"We have not prescribed affixing such posters. It's not Centre and if something is pasted to stigmatise the person, to maligned him, this should not be done, it is to be avoided. But states may have passed such directions. The motive of posters is that unaware person doesn't enter the home of COVID patients," Mehta said.

Justice MR Shah said that the hard reality is different. "These people are treated like untouchables," he said.

A bench headed by Justice Ashok Bhushan asked the petitioner to file a counter-affidavit and posted the matter for hearing on Thursday.

This PIL, filed by advocate Kush Kalra, challenged the affixing of posters outside the homes of COVID-19 patients as a mark of identification as well as divulging of names of such patients to housing societies' management and Resident Welfare Associations, saying such disclosure of the identity of patients is in gross violation of their fundamental right to privacy.

The plea sought directions to ensure such disclosure of names does not take place. It sought quashing of the executive orders of the states and union territories that allow affixing of posters outside homes of the COVID-19 patients.

It said that the move adds to the stigma attached to the disease and the revelation of names of patients also fails the tests of proportionality and reasonableness.

"The Constitution does not and can never permit discrimination on the ground of illness and physical suffering," the plea said, adding that circulation of names of such persons and subjecting them to the scrutiny of the public goes against the ethos of living with dignity.

"Affixing posters outside their homes leads to their illness being widely publicised amongst other residents of a colony or apartment complex as well as household staff of neighbours, vendors, passers-by and other unrelated persons," the plea said.
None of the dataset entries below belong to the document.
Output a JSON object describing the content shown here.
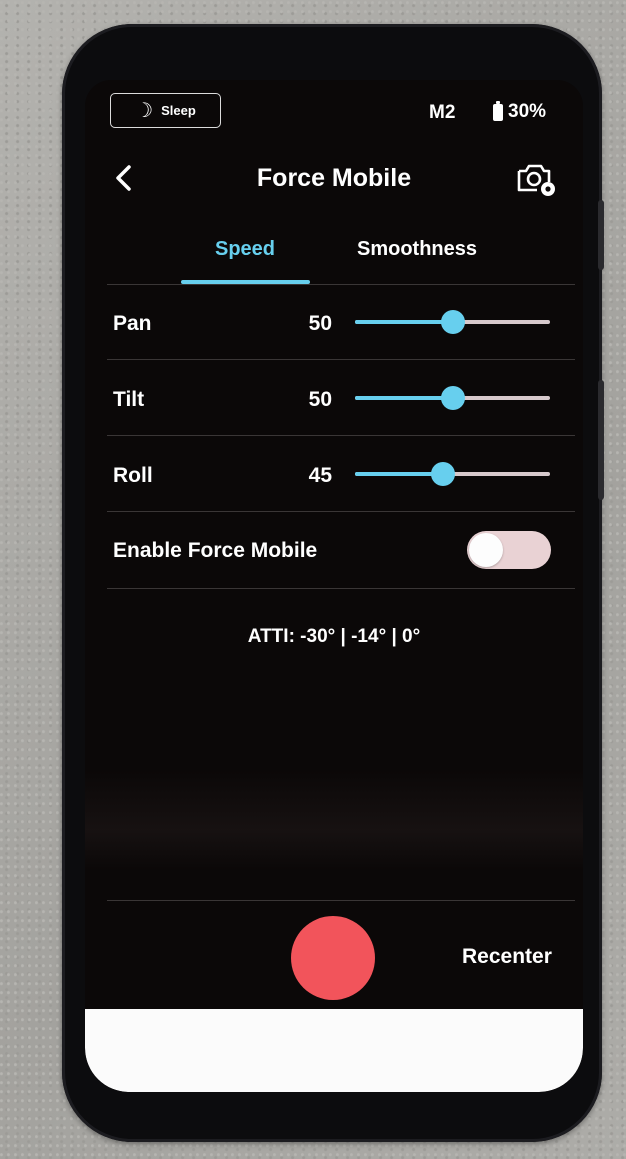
{
  "status_bar": {
    "sleep_label": "Sleep",
    "mode": "M2",
    "battery": "30%"
  },
  "header": {
    "title": "Force Mobile"
  },
  "tabs": [
    {
      "label": "Speed",
      "active": true
    },
    {
      "label": "Smoothness",
      "active": false
    }
  ],
  "settings": [
    {
      "label": "Pan",
      "value": "50",
      "level": 0.5
    },
    {
      "label": "Tilt",
      "value": "50",
      "level": 0.5
    },
    {
      "label": "Roll",
      "value": "45",
      "level": 0.45
    }
  ],
  "toggle": {
    "label": "Enable Force Mobile",
    "on": false
  },
  "atti": "ATTI: -30° | -14° | 0°",
  "bottom": {
    "recenter_label": "Recenter"
  },
  "colors": {
    "accent": "#67cfee",
    "record": "#f2545b",
    "background": "#0b0808"
  },
  "icons": [
    "moon-icon",
    "battery-icon",
    "back-icon",
    "camera-settings-icon"
  ]
}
It also claimed that while some states have already rescinded their executive orders for affixing of such posters, the majority of states continue with this practice. (ANI)